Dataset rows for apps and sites
++++++++++++++++++++
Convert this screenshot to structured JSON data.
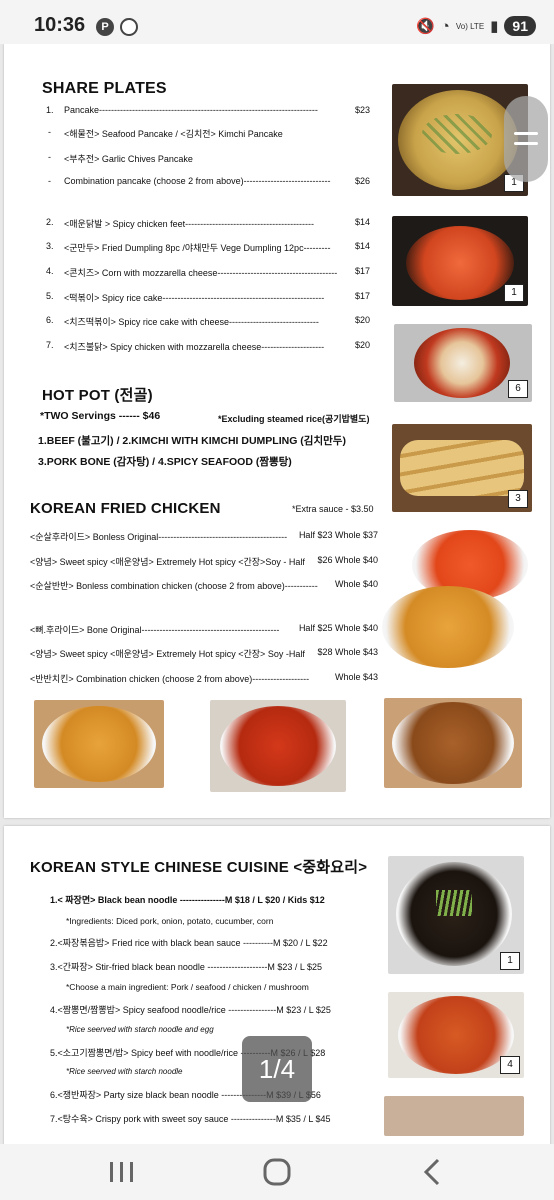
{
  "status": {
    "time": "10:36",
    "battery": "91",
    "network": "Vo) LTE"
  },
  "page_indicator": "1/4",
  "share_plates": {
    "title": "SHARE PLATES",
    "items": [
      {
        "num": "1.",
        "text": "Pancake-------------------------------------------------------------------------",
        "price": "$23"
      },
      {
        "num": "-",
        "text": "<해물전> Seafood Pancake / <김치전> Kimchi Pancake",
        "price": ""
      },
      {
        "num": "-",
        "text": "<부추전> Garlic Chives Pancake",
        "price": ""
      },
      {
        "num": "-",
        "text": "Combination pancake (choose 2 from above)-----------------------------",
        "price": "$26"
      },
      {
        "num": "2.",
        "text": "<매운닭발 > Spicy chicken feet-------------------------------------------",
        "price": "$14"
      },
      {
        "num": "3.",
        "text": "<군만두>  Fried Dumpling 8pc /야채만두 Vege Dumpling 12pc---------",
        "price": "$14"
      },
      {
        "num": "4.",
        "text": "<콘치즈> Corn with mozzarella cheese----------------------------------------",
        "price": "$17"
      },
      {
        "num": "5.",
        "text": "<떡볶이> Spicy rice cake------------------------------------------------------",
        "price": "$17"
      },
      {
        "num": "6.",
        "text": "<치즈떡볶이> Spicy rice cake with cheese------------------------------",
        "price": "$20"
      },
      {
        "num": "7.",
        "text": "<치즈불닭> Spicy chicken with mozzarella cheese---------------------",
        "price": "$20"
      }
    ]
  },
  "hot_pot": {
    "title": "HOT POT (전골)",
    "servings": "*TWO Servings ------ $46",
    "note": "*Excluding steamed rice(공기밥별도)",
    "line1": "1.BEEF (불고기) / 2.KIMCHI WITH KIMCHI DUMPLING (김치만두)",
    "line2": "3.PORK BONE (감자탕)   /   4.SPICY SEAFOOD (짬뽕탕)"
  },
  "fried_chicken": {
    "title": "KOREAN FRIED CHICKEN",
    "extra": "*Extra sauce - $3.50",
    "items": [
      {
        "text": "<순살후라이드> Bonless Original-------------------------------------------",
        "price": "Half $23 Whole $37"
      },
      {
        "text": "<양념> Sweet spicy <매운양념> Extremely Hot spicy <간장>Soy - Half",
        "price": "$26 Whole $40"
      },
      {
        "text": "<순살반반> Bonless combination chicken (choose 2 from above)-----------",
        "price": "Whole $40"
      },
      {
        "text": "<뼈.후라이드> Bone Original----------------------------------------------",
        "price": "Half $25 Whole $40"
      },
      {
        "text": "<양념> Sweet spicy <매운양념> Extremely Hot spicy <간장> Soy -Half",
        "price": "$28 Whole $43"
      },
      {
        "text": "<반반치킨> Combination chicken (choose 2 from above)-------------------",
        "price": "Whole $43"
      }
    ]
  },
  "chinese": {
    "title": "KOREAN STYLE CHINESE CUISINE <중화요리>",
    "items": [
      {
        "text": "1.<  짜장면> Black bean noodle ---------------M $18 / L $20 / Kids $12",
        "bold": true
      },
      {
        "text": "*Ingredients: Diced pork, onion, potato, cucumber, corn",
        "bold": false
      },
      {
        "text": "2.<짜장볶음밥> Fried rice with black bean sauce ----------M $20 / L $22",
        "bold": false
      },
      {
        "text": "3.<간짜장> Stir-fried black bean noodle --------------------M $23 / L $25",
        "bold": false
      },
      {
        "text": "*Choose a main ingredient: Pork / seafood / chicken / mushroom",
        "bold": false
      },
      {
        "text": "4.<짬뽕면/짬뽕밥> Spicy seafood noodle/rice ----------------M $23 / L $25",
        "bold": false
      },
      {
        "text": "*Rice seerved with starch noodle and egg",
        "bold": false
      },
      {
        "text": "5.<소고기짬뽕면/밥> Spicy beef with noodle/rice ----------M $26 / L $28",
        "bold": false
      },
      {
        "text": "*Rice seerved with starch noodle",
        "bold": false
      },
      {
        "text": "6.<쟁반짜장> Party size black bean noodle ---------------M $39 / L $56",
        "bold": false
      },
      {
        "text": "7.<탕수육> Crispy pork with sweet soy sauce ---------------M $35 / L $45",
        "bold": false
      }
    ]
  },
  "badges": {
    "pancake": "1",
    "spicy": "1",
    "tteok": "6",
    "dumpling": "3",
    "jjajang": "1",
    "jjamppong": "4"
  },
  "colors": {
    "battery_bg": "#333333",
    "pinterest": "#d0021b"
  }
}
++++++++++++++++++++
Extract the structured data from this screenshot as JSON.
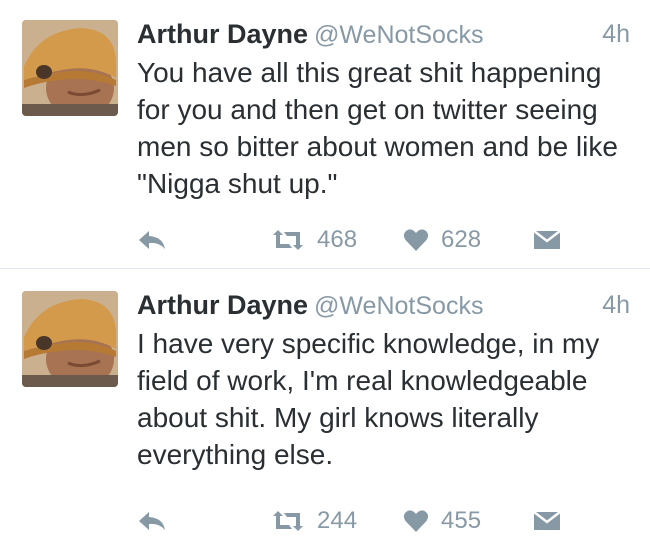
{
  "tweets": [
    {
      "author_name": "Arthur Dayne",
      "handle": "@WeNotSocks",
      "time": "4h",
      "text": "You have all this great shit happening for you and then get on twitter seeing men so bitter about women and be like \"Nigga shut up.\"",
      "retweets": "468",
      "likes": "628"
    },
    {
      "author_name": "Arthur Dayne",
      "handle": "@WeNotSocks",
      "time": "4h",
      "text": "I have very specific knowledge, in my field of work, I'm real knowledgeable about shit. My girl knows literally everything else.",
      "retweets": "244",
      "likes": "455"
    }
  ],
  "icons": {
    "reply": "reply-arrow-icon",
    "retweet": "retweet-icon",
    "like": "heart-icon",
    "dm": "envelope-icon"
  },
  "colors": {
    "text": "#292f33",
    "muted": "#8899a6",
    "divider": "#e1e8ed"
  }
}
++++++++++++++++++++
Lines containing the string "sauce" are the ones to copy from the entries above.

WORKED SOLUTION:
    "extra": "*Extra sauce - $3.50",
        "text": "2.<짜장볶음밥> Fried rice with black bean sauce ----------M $20 / L $22",
        "text": "7.<탕수육> Crispy pork with sweet soy sauce ---------------M $35 / L $45",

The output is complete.